Haida probably knew, as he tried to insert himself into Tsukuru’s life, that much of what he said went unheard. Once, he tells a story about a jazz musician being given a death token and two months to live. That musician learned the importance of living in the present. But Tsukuru, who lived for an entire year wanting to die after his friends abandoned him, doesn’t learn this lesson until the end of the book, trapped in the past for sixteen years.
Haida says something else in a conversation about cooking which I think is the key to his disappearance. After Tsukuru says Haida’s cooking is good enough for him to open a restaurant, Haida says, “I always want to be free. I like cooking, but I don’t want to be holed up in a kitchen doing that as a job. If that happened, I’d end up hating somebody.”

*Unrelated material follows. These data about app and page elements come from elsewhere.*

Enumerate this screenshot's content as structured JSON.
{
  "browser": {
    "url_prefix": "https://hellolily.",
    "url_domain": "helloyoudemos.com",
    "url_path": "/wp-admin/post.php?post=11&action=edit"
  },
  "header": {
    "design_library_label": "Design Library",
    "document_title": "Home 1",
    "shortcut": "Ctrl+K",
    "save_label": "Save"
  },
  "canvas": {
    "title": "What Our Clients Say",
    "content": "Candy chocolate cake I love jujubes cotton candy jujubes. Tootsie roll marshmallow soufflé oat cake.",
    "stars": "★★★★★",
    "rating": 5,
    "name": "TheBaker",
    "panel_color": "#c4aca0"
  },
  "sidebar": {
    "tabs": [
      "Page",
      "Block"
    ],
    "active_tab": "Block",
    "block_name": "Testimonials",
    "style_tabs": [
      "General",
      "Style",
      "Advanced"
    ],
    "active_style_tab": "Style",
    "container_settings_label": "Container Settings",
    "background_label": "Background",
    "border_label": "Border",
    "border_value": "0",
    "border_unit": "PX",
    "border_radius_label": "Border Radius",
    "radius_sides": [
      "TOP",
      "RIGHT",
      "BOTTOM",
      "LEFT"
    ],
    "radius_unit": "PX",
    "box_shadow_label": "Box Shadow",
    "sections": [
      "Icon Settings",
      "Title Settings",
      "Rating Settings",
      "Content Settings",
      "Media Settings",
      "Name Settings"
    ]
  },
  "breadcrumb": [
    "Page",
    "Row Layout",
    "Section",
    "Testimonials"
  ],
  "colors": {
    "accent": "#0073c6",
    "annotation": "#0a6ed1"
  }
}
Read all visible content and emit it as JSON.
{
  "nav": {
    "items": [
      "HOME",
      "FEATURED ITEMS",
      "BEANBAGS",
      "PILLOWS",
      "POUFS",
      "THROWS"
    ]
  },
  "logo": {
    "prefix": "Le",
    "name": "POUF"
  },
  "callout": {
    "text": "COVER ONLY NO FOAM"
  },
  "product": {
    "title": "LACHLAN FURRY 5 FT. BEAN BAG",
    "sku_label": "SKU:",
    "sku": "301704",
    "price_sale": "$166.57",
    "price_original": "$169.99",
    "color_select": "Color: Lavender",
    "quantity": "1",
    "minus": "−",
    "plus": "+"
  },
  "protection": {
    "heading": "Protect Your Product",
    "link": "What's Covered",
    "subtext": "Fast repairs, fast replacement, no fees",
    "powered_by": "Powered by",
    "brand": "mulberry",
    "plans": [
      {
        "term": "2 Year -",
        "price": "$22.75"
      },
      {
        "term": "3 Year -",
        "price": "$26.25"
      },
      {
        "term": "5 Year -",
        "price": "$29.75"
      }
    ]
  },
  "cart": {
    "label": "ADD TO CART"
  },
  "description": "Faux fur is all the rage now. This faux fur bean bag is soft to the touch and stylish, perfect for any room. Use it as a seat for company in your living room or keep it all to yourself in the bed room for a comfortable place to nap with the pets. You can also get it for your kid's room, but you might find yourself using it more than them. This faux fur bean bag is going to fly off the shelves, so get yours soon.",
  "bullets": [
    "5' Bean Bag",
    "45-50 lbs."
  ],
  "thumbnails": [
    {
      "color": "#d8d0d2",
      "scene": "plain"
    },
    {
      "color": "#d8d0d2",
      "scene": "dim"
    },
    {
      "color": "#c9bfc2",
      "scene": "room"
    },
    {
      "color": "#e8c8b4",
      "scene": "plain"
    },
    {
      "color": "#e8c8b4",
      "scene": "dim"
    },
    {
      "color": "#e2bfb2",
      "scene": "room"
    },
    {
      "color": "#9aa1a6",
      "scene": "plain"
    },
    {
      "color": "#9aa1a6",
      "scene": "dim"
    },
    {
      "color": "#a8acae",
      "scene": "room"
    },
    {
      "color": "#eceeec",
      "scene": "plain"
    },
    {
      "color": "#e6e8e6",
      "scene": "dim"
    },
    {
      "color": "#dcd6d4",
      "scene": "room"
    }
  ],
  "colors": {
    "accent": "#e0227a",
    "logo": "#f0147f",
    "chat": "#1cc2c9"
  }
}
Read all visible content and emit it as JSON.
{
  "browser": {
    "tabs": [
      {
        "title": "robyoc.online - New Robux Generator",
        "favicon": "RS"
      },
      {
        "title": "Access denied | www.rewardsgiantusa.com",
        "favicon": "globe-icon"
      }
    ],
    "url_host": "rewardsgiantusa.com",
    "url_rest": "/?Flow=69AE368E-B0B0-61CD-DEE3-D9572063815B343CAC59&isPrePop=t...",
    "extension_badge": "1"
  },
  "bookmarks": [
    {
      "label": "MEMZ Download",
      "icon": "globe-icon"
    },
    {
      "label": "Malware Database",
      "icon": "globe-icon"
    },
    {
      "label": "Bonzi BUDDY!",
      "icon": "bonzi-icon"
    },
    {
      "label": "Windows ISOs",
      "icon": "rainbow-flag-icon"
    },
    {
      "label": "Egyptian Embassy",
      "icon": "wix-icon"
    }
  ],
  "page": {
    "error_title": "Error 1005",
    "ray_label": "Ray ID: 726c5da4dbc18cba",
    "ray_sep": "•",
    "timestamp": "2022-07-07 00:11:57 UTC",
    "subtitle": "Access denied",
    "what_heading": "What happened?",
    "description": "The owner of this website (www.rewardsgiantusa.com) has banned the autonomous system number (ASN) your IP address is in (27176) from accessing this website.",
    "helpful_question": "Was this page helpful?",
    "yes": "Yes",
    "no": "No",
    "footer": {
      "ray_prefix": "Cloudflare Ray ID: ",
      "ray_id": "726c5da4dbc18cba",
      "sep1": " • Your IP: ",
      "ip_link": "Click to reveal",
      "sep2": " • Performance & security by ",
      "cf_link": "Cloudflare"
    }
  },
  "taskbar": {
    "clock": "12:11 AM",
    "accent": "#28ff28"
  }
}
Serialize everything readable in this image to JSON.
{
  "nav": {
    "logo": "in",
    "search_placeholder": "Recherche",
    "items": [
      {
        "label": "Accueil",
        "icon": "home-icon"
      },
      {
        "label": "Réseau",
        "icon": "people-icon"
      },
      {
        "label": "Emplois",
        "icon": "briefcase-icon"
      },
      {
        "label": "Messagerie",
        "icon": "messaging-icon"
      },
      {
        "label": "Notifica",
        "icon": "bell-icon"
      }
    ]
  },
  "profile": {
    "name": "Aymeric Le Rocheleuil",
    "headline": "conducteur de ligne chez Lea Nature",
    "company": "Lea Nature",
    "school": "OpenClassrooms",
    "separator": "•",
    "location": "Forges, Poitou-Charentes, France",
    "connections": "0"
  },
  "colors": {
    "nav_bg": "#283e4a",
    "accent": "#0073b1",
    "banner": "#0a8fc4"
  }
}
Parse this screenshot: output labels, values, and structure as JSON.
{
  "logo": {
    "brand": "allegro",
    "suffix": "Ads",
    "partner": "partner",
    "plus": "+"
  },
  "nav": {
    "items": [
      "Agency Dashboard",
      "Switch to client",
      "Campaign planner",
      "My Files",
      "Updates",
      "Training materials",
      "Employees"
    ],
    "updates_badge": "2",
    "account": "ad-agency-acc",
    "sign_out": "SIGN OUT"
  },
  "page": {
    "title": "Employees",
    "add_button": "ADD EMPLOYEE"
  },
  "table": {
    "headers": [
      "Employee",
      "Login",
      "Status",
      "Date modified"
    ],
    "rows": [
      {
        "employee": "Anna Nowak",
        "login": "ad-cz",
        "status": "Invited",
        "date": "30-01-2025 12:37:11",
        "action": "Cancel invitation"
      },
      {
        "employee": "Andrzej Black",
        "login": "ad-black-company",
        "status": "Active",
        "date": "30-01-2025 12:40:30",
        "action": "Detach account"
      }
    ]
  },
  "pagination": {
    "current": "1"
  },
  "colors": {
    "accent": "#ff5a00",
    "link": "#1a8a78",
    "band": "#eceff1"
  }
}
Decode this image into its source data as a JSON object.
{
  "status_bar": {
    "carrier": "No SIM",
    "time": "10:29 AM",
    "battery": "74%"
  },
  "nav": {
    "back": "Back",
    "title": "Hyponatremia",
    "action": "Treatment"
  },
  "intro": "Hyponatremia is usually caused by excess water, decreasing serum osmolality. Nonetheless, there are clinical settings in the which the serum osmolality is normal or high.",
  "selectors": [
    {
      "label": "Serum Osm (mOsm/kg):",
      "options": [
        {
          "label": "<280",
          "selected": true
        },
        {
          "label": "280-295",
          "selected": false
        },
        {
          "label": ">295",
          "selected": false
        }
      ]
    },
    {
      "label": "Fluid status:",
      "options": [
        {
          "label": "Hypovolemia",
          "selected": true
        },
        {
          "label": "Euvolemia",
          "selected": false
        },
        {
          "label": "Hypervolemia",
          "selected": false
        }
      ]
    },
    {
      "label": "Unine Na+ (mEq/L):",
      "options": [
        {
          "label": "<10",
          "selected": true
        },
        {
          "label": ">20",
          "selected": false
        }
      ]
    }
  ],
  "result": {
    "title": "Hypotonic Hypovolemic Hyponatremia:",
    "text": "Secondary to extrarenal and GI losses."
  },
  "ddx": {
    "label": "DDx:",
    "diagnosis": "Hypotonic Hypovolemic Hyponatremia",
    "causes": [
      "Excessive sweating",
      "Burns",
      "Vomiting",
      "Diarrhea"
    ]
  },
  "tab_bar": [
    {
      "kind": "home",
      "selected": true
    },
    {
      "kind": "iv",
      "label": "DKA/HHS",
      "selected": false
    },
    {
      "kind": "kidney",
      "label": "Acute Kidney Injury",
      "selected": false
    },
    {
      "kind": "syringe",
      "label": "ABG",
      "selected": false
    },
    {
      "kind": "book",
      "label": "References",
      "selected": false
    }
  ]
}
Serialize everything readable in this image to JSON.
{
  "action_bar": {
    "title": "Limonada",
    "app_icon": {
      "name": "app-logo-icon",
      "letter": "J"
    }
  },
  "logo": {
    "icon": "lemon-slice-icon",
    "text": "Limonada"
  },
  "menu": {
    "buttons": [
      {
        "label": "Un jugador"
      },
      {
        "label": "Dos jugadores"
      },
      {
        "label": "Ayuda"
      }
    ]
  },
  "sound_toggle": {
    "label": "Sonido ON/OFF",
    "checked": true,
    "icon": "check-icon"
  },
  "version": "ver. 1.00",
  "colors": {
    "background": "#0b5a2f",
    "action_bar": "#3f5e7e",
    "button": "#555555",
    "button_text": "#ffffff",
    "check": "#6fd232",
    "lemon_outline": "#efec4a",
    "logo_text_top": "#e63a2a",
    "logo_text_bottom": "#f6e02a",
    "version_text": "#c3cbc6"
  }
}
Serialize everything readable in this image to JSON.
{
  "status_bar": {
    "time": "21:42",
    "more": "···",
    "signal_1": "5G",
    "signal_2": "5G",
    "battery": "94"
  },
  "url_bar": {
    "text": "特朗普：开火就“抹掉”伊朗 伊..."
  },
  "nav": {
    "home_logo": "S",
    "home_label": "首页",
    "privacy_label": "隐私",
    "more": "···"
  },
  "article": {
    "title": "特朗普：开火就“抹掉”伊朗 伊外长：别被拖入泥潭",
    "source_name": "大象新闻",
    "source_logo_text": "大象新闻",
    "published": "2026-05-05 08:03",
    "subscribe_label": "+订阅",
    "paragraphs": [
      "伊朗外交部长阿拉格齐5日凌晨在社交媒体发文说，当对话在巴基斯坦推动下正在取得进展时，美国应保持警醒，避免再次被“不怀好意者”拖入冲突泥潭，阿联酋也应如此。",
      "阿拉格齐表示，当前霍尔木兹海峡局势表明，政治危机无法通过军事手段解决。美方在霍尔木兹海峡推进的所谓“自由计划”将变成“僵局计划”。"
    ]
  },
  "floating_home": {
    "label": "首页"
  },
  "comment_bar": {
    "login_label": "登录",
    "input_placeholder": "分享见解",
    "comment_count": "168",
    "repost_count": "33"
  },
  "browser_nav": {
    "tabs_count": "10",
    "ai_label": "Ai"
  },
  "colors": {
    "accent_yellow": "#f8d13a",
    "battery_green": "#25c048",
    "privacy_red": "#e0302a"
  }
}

At first, I thought this meant he didn’t want to be tied down by things like jobs and relationships, and that it was this desire for freedom that ultimately made him leave. And that probably is a major part of it. But I think Haida may have been indirectly testing what their relationship meant to Tsukuru—his way of asking, “Why do you think I’m cooking for you? Do you really see this as a transaction? What am I to you?”
If read that way, this was an indirect warning, one Tsukuru never picked up on. And presumably Haida did resent him by the end, bitter that Tsukuru was incapable of living with him in the present. Like Kuro, he didn’t have the confidence or courage to say anything. At the novel’s conclusion, Tsukuru is still ignorant of Haida’s feelings. We, the readers, are left holding them.
In the end, Haida leaves a coffee mill and his prized LPs behind. I imagine he can’t listen to them anymore. Unlike Tsukuru, who continues to listen to Le Mal du Pays and think of Shiro years later, Haida chose freedom, something it takes Tsukuru the entire novel to learn to do.
Ultimately, Haida cut off Tsukuru like a sixth finger. I hope he found someone who treasures him, as Kuro’s husband loves her. Or maybe Sara will reject Tsukuru and he’ll make the long-overdue trip to Akita.